## WHAT IS EXPECTED
From the data, copy out every line in which the word "JSON" appears.

>>>>

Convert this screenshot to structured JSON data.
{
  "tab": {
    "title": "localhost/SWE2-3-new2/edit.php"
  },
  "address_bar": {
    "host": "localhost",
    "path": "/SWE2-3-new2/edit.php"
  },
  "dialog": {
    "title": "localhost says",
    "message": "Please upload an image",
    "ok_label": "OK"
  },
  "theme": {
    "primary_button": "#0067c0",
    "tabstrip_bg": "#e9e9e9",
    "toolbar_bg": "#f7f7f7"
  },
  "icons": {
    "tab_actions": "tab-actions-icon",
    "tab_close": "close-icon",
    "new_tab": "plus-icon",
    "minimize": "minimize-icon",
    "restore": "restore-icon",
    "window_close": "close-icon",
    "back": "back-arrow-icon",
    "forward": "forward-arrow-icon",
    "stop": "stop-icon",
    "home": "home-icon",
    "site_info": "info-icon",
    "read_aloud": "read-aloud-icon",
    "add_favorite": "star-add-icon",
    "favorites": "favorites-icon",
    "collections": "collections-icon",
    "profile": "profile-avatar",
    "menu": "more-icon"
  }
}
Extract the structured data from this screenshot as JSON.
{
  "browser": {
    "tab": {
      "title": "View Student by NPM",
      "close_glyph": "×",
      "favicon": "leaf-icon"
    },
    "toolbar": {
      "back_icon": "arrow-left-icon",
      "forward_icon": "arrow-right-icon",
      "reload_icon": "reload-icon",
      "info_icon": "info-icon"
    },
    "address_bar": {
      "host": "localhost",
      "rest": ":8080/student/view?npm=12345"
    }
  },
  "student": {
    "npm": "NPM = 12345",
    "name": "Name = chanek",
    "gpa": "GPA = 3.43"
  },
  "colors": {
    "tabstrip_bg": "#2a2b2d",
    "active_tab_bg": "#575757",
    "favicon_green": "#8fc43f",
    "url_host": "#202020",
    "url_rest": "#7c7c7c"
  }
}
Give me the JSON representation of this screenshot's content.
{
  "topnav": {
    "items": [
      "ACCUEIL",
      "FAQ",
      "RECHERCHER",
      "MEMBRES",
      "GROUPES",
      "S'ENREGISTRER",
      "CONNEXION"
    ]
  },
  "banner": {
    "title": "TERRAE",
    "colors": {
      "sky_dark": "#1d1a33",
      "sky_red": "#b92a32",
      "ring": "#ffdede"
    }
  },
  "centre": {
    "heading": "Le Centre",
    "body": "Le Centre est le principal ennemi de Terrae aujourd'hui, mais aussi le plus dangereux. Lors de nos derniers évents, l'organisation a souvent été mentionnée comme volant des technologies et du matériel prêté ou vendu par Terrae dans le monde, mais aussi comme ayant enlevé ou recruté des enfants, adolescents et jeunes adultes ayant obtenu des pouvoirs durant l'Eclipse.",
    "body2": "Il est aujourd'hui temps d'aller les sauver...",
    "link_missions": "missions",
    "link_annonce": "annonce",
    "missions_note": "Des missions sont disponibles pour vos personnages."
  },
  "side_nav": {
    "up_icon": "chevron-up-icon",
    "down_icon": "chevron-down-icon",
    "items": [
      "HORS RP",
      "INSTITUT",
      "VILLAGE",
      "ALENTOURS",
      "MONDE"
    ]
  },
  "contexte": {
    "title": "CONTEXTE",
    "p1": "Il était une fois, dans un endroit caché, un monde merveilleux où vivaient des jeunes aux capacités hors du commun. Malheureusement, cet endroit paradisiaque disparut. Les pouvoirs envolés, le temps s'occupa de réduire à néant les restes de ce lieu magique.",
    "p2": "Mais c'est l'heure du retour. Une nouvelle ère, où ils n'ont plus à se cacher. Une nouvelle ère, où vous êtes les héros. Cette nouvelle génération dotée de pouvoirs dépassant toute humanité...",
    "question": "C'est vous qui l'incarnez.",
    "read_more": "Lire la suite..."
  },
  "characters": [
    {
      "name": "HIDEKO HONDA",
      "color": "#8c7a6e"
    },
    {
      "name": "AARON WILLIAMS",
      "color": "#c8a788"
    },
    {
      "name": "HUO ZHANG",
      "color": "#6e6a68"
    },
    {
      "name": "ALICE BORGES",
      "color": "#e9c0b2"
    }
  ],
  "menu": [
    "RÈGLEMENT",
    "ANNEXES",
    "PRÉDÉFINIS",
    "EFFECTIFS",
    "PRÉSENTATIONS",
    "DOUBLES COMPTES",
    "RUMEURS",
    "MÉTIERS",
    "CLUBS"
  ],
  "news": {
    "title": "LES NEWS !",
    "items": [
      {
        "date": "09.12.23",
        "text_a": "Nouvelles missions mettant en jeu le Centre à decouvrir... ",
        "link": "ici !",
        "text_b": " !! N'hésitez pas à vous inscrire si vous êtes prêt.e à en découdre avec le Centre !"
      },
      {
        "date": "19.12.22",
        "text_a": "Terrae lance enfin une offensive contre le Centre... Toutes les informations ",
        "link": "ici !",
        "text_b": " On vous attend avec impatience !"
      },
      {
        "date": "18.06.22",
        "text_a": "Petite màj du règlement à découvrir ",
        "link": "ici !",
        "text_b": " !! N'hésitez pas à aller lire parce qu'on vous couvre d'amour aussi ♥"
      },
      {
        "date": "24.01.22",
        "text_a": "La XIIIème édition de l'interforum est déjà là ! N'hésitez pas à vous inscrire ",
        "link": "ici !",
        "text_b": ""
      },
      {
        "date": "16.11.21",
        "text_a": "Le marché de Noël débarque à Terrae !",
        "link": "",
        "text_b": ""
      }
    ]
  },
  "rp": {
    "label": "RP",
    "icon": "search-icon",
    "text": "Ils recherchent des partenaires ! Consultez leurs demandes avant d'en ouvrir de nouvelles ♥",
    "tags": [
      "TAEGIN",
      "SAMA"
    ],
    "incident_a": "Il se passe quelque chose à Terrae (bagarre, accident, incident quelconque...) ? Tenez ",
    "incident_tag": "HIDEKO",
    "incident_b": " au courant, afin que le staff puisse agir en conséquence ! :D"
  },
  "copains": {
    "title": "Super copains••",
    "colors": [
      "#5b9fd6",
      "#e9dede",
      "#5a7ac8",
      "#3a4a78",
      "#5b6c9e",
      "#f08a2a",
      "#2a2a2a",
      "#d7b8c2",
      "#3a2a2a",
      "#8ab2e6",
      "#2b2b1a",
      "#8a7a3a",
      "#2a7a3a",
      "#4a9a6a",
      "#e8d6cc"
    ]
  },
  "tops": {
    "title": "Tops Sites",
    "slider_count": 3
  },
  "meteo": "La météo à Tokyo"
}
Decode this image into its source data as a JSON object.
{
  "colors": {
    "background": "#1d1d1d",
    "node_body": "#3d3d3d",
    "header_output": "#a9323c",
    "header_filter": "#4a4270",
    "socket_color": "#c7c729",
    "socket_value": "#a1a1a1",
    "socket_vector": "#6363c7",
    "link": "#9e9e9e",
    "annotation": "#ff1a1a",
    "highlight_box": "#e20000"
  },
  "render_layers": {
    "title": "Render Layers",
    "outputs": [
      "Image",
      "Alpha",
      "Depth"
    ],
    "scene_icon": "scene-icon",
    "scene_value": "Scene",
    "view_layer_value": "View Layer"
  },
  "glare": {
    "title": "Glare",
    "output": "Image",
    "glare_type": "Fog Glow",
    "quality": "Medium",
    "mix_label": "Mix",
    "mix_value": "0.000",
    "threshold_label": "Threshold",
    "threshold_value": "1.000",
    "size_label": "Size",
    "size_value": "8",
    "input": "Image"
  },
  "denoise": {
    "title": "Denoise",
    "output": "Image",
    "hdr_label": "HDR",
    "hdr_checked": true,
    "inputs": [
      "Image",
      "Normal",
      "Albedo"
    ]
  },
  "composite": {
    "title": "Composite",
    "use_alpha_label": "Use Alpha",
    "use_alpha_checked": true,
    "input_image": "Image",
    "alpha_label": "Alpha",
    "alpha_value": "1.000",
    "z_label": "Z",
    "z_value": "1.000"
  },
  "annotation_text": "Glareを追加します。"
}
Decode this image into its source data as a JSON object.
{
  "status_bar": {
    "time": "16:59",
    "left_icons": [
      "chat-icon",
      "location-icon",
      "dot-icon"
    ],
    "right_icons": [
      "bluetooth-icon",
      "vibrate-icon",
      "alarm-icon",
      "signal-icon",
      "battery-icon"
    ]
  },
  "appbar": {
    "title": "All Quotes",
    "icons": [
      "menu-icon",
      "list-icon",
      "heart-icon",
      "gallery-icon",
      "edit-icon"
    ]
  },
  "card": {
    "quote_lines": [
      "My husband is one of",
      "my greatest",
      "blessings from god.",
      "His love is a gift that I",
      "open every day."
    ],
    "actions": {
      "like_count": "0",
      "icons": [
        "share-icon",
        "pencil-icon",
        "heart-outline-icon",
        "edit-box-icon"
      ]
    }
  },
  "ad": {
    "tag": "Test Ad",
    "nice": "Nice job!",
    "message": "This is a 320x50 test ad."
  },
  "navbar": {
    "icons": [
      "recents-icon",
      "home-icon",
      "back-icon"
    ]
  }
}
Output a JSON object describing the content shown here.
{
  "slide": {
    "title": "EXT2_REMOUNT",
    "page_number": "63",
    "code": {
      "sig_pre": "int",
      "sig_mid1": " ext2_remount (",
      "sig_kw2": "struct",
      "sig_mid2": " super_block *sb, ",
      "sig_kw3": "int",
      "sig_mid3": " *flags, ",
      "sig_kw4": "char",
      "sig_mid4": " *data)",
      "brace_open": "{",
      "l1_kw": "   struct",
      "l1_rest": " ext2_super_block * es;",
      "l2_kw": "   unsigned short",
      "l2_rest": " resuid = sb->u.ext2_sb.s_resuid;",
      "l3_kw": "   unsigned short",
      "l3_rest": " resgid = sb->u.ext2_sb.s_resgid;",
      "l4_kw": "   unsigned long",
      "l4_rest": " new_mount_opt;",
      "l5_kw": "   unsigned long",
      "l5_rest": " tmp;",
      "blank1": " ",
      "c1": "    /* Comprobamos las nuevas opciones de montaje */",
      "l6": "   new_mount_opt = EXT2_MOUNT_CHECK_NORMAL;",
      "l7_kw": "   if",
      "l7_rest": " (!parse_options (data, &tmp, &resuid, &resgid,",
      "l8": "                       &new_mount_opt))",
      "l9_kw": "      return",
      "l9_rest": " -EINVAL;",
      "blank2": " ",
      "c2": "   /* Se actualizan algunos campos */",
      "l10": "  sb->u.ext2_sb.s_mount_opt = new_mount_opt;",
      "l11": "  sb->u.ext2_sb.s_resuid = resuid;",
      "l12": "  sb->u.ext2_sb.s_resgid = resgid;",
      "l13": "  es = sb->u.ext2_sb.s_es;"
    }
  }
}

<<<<

## REPLY TO THE EXERCISE
Convert this screenshot to structured JSON data.
Extract the structured data from this screenshot as JSON.
Give me the JSON representation of this screenshot's content.
Decode this image into its source data as a JSON object.
Decode this image into its source data as a JSON object.
Output a JSON object describing the content shown here.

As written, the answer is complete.